Barriers to the implementation of checklists in the office-based procedural setting
Article first published online: 22 APR 2014
© 2014 American Society for Healthcare Risk Management of the American Hospital Association
Journal of Healthcare Risk Management
Volume 33, Issue 4, pages 35–43, 2014
How to Cite
Shapiro, F. E., Fernando, R. J. and Urman, R. D. (2014), Barriers to the implementation of checklists in the office-based procedural setting. J of Healthcare Risk Mgmt, 33: 35–43. doi: 10.1002/jhrm.21141
- Issue published online: 22 APR 2014
- Article first published online: 22 APR 2014
Patient safety is critical for the patients, providers, and risk managers in the office-based procedural setting, and the same standard of care should be maintained regardless of the healthcare environment. Checklists may improve patient safety and potentially decrease risk. This study explored utilization of checklists in the office-based setting and the potential barriers to their implementation.
A cross-sectional prospective study was performed by using a 19-question anonymous survey designed with REDCap®. Medical providers including physicians and nurses from 25 different offices that performed procedures participated, and 38 individual responses were included in the study.
Only 50% of offices surveyed use safety checklists in their practice. Only 34% had checklists or equivalent protocol for emergencies such as anaphylaxis or failed airway. As many as 23.7% of respondents indicated that they encountered barriers to implementing checklists. The top barriers identified in the study were no incentive to use a checklist (77.8%), no mandate from a local or federal regulatory agency (44.4%), being too time consuming (33.3%), and lack of training (33.3%). Reasons identified that would encourage providers to use checklists included a clear mandate (36.8%) and evidence-based research (26.3%).

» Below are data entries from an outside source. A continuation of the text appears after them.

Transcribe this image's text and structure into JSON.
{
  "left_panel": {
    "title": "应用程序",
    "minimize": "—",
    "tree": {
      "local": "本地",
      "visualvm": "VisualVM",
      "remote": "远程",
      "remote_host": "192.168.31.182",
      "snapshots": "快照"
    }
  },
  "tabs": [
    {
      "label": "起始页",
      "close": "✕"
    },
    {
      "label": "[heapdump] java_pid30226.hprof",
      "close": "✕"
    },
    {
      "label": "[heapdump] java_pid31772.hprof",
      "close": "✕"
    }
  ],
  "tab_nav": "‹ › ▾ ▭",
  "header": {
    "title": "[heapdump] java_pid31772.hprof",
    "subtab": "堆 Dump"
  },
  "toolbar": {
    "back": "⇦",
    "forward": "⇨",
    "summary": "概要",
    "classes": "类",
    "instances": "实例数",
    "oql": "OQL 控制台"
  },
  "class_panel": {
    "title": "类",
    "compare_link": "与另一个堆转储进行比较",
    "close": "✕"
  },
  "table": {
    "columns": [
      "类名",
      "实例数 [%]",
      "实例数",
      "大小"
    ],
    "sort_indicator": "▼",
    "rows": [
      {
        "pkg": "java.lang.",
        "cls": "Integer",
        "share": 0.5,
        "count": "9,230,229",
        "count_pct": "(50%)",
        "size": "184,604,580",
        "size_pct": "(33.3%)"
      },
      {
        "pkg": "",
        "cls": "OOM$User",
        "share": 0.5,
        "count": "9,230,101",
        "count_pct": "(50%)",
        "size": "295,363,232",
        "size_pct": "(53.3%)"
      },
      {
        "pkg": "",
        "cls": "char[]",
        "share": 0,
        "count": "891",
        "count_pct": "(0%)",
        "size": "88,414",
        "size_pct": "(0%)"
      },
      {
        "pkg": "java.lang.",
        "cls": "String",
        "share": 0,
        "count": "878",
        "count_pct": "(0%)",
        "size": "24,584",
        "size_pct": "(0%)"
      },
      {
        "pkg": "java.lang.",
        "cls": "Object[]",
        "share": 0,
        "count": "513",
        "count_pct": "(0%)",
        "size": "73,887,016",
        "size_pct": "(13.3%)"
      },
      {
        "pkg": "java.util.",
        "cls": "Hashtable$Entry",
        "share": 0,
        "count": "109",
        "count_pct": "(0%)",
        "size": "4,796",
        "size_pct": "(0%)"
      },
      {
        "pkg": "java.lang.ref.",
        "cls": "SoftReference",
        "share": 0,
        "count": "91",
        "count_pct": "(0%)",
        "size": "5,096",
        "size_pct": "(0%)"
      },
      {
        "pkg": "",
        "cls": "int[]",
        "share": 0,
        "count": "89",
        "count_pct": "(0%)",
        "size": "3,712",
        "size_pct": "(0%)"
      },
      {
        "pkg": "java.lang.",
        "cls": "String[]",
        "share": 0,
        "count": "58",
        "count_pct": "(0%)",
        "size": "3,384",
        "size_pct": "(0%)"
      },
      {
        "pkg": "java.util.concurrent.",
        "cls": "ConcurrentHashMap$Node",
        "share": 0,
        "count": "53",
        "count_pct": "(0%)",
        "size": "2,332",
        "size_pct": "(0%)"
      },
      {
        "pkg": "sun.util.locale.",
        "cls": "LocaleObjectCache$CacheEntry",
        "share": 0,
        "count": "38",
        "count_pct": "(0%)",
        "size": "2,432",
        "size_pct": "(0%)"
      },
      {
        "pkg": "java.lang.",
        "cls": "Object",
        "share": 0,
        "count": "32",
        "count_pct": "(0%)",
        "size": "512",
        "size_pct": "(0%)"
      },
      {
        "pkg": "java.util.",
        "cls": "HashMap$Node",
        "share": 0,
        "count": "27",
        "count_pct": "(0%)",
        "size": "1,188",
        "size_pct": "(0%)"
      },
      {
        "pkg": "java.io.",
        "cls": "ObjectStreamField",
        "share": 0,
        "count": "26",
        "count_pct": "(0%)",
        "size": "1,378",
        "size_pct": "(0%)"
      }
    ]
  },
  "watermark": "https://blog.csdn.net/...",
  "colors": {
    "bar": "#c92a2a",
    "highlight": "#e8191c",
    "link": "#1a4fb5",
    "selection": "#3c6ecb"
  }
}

Checklists are not being universally utilized in the office-based setting. There are barriers preventing their successful implementation. Risk managers may be able to improve patient safety and decrease risk by encouraging practitioners, possibly through incentives, to use customizable safety checklists.